Traditionally reserved for those who wanted to stay away from society or who held deep religious beliefs, homeschooling is now becoming a mainstream education option. The U.S. Department of Education estimated that 1,508,000 children were being homeschool in 2007, which was a 74 percent increase from the 850,000 in 1999.
Parents consider and choose homeschooling for a variety of reasons, and it isn’t always about religious beliefs or objecting to what is being taught in the standard curriculum of the public schools. Some parents choose to homeschool because they live in school districts that are underfunded or not performing well and want to have the chance to provide their children with a better quality of education. Others homeschool because their children have special needs, medical issues or developmental problems that they feel they are better able to handle at home.

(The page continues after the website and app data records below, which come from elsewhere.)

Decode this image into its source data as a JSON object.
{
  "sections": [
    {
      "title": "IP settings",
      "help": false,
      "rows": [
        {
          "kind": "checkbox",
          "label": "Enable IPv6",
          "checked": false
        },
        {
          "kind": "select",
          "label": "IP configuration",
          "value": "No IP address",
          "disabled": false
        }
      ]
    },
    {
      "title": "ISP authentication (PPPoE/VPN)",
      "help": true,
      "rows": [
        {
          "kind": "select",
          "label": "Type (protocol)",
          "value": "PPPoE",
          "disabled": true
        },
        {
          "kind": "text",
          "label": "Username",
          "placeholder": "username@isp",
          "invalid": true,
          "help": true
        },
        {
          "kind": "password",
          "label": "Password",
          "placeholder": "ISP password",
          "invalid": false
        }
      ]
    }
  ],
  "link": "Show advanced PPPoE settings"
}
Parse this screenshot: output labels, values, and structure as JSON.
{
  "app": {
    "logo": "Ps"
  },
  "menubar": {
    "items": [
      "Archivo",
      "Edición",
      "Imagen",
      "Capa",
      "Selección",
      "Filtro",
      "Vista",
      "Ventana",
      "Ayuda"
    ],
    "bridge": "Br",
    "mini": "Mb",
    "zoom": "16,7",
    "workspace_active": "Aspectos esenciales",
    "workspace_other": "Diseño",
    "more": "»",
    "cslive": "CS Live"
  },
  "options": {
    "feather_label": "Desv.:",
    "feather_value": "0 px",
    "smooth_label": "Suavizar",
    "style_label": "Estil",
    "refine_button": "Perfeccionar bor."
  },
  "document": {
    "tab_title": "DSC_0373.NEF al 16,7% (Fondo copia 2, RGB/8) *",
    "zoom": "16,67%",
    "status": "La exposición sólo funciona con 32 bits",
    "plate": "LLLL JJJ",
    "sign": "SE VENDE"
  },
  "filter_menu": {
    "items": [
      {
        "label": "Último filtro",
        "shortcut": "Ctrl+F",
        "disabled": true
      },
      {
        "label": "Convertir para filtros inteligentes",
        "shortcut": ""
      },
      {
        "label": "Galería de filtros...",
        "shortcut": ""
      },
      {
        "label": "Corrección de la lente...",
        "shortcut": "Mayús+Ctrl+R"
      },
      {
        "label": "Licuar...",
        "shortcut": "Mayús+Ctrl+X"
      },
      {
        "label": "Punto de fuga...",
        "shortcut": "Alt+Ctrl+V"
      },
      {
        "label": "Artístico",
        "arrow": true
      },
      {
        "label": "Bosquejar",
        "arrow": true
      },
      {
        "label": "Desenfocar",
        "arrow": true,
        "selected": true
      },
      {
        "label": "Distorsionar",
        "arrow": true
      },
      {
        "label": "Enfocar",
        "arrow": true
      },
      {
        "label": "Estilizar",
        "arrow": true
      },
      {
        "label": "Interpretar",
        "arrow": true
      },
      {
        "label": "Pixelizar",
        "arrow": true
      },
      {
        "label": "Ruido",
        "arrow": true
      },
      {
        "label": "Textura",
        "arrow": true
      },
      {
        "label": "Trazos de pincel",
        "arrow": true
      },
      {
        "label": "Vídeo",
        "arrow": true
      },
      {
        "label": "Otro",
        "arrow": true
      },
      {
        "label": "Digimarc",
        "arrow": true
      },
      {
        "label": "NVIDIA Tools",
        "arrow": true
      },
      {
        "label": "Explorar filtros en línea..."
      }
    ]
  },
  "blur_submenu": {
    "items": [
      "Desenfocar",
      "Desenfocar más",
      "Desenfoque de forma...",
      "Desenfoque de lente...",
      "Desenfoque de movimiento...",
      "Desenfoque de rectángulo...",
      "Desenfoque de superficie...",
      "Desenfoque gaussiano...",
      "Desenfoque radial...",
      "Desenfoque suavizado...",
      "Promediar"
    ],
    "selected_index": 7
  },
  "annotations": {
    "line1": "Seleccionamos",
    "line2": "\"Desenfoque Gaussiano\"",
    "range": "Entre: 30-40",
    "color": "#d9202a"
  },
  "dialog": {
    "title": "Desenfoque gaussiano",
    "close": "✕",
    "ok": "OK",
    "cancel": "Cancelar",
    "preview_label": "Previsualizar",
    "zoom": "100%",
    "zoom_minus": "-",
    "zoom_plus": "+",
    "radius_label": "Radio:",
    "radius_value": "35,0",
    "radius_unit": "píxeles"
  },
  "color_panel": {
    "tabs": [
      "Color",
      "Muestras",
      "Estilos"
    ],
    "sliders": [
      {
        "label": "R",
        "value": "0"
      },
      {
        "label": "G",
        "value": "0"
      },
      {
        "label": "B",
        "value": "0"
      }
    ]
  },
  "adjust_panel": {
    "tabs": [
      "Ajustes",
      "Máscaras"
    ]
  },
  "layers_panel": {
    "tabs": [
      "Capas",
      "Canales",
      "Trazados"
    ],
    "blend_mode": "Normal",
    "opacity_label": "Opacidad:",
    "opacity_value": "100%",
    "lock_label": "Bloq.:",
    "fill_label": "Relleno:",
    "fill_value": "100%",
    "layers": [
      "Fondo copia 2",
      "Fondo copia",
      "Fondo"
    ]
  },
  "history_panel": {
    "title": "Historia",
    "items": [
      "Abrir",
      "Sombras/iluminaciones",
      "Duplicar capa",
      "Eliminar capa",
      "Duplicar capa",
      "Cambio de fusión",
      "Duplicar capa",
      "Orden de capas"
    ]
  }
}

No matter the reason behind the choice, if your ex has decided to homeschool the children and you aren’t on board, it’s normal to want to understand your legal options. While the best first course of action is to express your concerns in a civil manner to your ex and attempt to come to an agreement between yourselves, this isn’t always possible.
If the decision is brought before the courts, it’s important to understand that the main deciding factor will be what is deemed in the best interests of the children. If the children have been performing poorly in traditional school but have excelled in the homeschool environment, the courts may side with the homeschooling parent. A family law attorney can talk with you about the details of your case and help you understand your options.
Source: FindLaw, “Homeschooling,” accessed Aug. 11, 2015